Scientists have created a new material which lights up if there are molecules from explosives in the vicinity.
The new material consists of TTF-C(4)P and TNDCF set of molecules. TNDCF has the special talent that it becomes fluorescent when an explosives molecule is introduced to the set of molecules, the researchers said.
“This new knowledge could lead to creating a small device based on this set of molecules. With such a device, security staff in airports could, for example, test if there are explosives molecules on or near a bag,” said study first author Steffen Bahring from University of Southern Denmark.
The findings were published in the journal Chemistry – A European Journal.
This is not the first time that scientists reported the development of chemical substances capable of detecting explosives. But previously many uncertainties have been involved, and therefore the methods have not been entirely reliable.
One problem is that previous techniques have been based on a substance that became fluorescent when there were no explosives molecules in the vicinity and that the fluorescence disappeared if the substance came into contact with explosive molecules, the researchers said.
“The problem was that several factors could make the fluorescence disappear; a number of salts for example had this effect. Thus these substances could give off a false alarm,” Bahring explained.
The new material only turns fluorescent when exposed to molecules from explosive and some specific salts, such as those based on chlorine or fluorine.
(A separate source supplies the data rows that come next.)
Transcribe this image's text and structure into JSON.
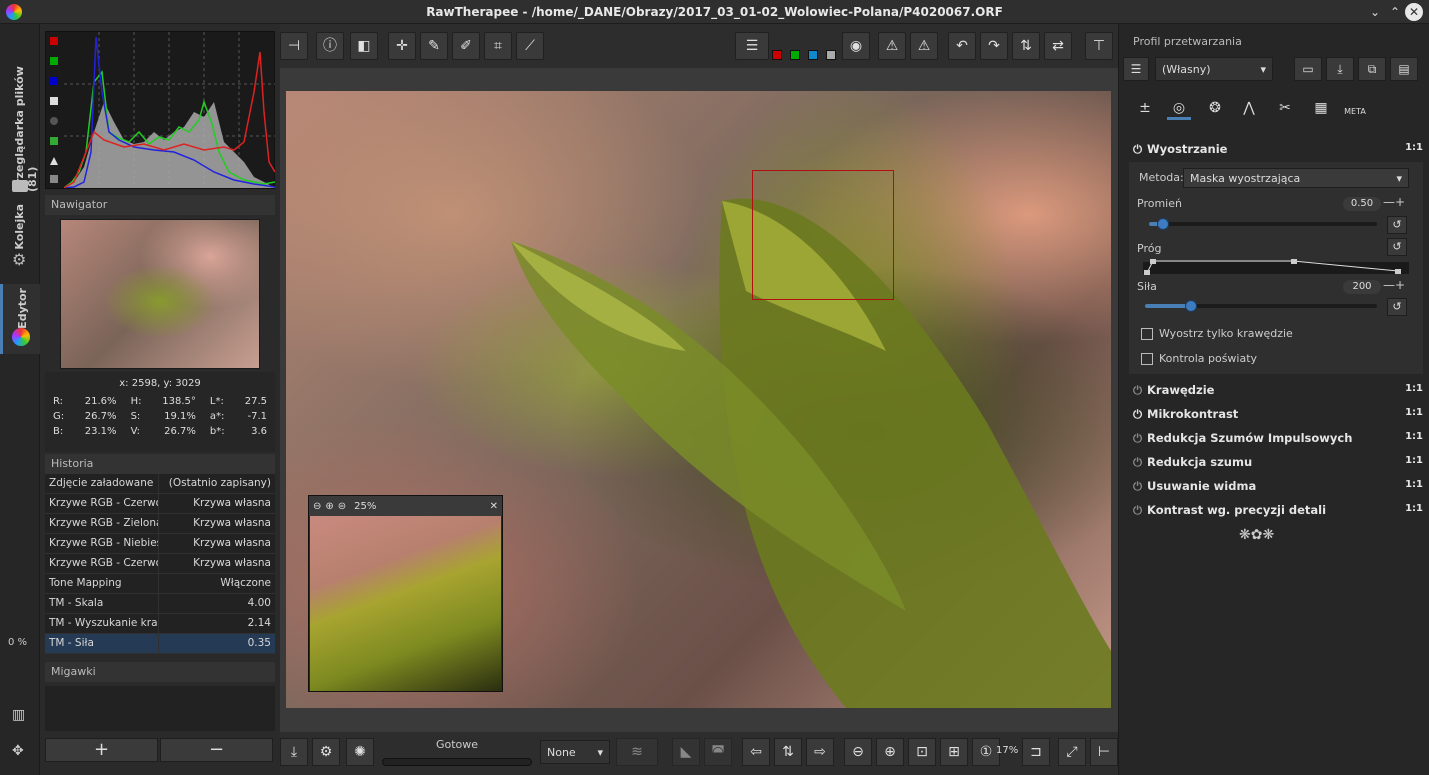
{
  "window": {
    "title": "RawTherapee - /home/_DANE/Obrazy/2017_03_01-02_Wolowiec-Polana/P4020067.ORF"
  },
  "vtabs": {
    "browser": "Przeglądarka plików (81)",
    "queue": "Kolejka",
    "editor": "Edytor",
    "progress": "0 %"
  },
  "navigator": {
    "title": "Nawigator",
    "coords": "x: 2598, y: 3029"
  },
  "pixel_info": {
    "rows": [
      {
        "k1": "R:",
        "v1": "21.6%",
        "k2": "H:",
        "v2": "138.5°",
        "k3": "L*:",
        "v3": "27.5"
      },
      {
        "k1": "G:",
        "v1": "26.7%",
        "k2": "S:",
        "v2": "19.1%",
        "k3": "a*:",
        "v3": "-7.1"
      },
      {
        "k1": "B:",
        "v1": "23.1%",
        "k2": "V:",
        "v2": "26.7%",
        "k3": "b*:",
        "v3": "3.6"
      }
    ]
  },
  "history": {
    "title": "Historia",
    "rows": [
      {
        "action": "Zdjęcie załadowane",
        "value": "(Ostatnio zapisany)"
      },
      {
        "action": "Krzywe RGB - Czerwona",
        "value": "Krzywa własna"
      },
      {
        "action": "Krzywe RGB - Zielona",
        "value": "Krzywa własna"
      },
      {
        "action": "Krzywe RGB - Niebieska",
        "value": "Krzywa własna"
      },
      {
        "action": "Krzywe RGB - Czerwona",
        "value": "Krzywa własna"
      },
      {
        "action": "Tone Mapping",
        "value": "Włączone"
      },
      {
        "action": "TM - Skala",
        "value": "4.00"
      },
      {
        "action": "TM - Wyszukanie kraw…",
        "value": "2.14"
      },
      {
        "action": "TM - Siła",
        "value": "0.35"
      }
    ]
  },
  "snapshots": {
    "title": "Migawki",
    "add": "+",
    "remove": "−"
  },
  "detail_window": {
    "zoom": "25%"
  },
  "bottom": {
    "status": "Gotowe",
    "preset": "None",
    "zoom": "17%"
  },
  "right": {
    "profile_title": "Profil przetwarzania",
    "profile_value": "(Własny)",
    "sharpen": {
      "title": "Wyostrzanie",
      "ratio": "1:1",
      "method_label": "Metoda:",
      "method_value": "Maska wyostrzająca",
      "radius_label": "Promień",
      "radius_value": "0.50",
      "radius_frac": 0.06,
      "threshold_label": "Próg",
      "amount_label": "Siła",
      "amount_value": "200",
      "amount_frac": 0.2,
      "edges_only": "Wyostrz tylko krawędzie",
      "halo": "Kontrola poświaty"
    },
    "sections": [
      {
        "name": "Krawędzie",
        "ratio": "1:1",
        "on": false
      },
      {
        "name": "Mikrokontrast",
        "ratio": "1:1",
        "on": true
      },
      {
        "name": "Redukcja Szumów Impulsowych",
        "ratio": "1:1",
        "on": false
      },
      {
        "name": "Redukcja szumu",
        "ratio": "1:1",
        "on": false
      },
      {
        "name": "Usuwanie widma",
        "ratio": "1:1",
        "on": false
      },
      {
        "name": "Kontrast wg. precyzji detali",
        "ratio": "1:1",
        "on": false
      }
    ],
    "tab_meta": "META"
  },
  "colors": {
    "accent": "#4a7fb5",
    "selection": "#b21010"
  }
}
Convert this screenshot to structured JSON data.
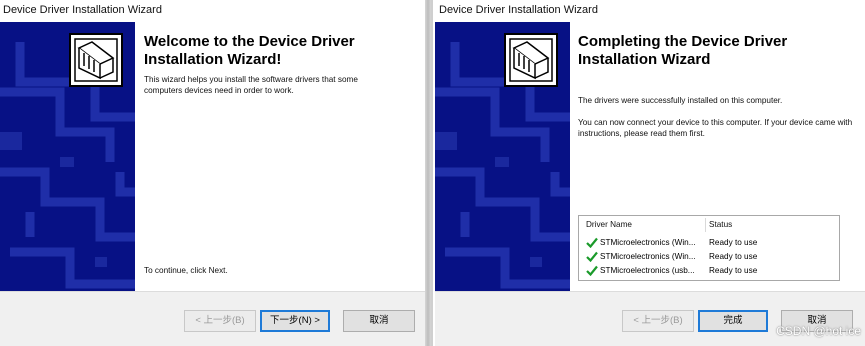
{
  "left_window": {
    "title": "Device Driver Installation Wizard",
    "heading": "Welcome to the Device Driver Installation Wizard!",
    "description": "This wizard helps you install the software drivers that some computers devices need in order to work.",
    "instruction": "To continue, click Next.",
    "buttons": {
      "back": "< 上一步(B)",
      "next": "下一步(N) >",
      "cancel": "取消"
    }
  },
  "right_window": {
    "title": "Device Driver Installation Wizard",
    "heading": "Completing the Device Driver Installation Wizard",
    "success_text": "The drivers were successfully installed on this computer.",
    "connect_text": "You can now connect your device to this computer. If your device came with instructions, please read them first.",
    "table": {
      "columns": [
        "Driver Name",
        "Status"
      ],
      "rows": [
        {
          "name": "STMicroelectronics (Win...",
          "status": "Ready to use",
          "icon": "green-check-icon"
        },
        {
          "name": "STMicroelectronics (Win...",
          "status": "Ready to use",
          "icon": "green-check-icon"
        },
        {
          "name": "STMicroelectronics (usb...",
          "status": "Ready to use",
          "icon": "green-check-icon"
        }
      ]
    },
    "buttons": {
      "back": "< 上一步(B)",
      "finish": "完成",
      "cancel": "取消"
    }
  },
  "watermark": "CSDN @hot ice",
  "colors": {
    "side_panel": "#071185",
    "check": "#1a9a2a",
    "default_button_border": "#1e7ad7"
  }
}
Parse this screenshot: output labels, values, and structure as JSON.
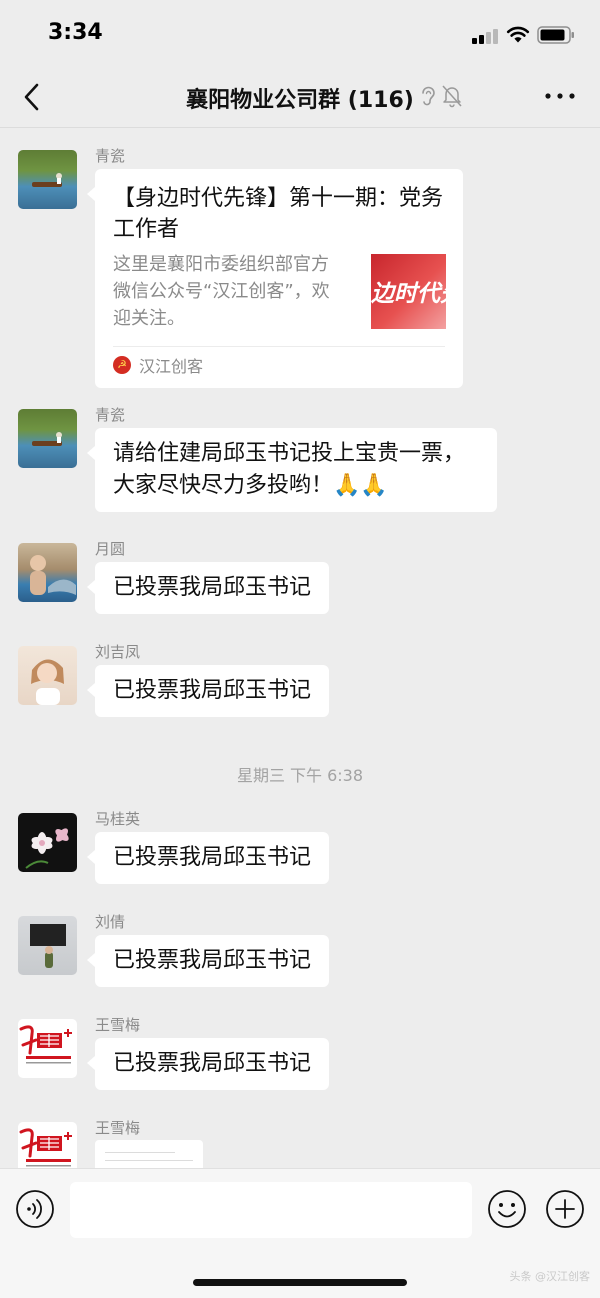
{
  "status_bar": {
    "time": "3:34",
    "icons": [
      "signal-icon",
      "wifi-icon",
      "battery-icon"
    ]
  },
  "nav": {
    "title": "襄阳物业公司群 (116)",
    "icons": [
      "back-icon",
      "ear-icon",
      "mute-bell-icon",
      "more-icon"
    ]
  },
  "messages": [
    {
      "sender": "青瓷",
      "type": "link",
      "title": "【身边时代先锋】第十一期：党务工作者",
      "desc": "这里是襄阳市委组织部官方微信公众号“汉江创客”，欢迎关注。",
      "thumb_text": "边时代先",
      "source": "汉江创客"
    },
    {
      "sender": "青瓷",
      "type": "text",
      "text": "请给住建局邱玉书记投上宝贵一票，大家尽快尽力多投哟！🙏🙏"
    },
    {
      "sender": "月圆",
      "type": "text",
      "text": "已投票我局邱玉书记"
    },
    {
      "sender": "刘吉凤",
      "type": "text",
      "text": "已投票我局邱玉书记"
    },
    {
      "type": "time",
      "text": "星期三 下午 6:38"
    },
    {
      "sender": "马桂英",
      "type": "text",
      "text": "已投票我局邱玉书记"
    },
    {
      "sender": "刘倩",
      "type": "text",
      "text": "已投票我局邱玉书记"
    },
    {
      "sender": "王雪梅",
      "type": "text",
      "text": "已投票我局邱玉书记"
    },
    {
      "sender": "王雪梅",
      "type": "image"
    }
  ],
  "avatar_brand": {
    "main": "红管家",
    "sub": "红色物业 服务暖心"
  },
  "colors": {
    "background": "#ededed",
    "bubble": "#ffffff",
    "meta_text": "#8a8a8a",
    "brand_red": "#d0151f"
  },
  "input_bar": {
    "placeholder": "",
    "icons": [
      "voice-icon",
      "emoji-icon",
      "plus-icon"
    ]
  },
  "watermark": "头条 @汉江创客"
}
“There can only be two reasons why it turns fluorescent, one of them being the presence of explosives. Thus this material is a highly reliable tool for detecting explosives,” Bahring noted.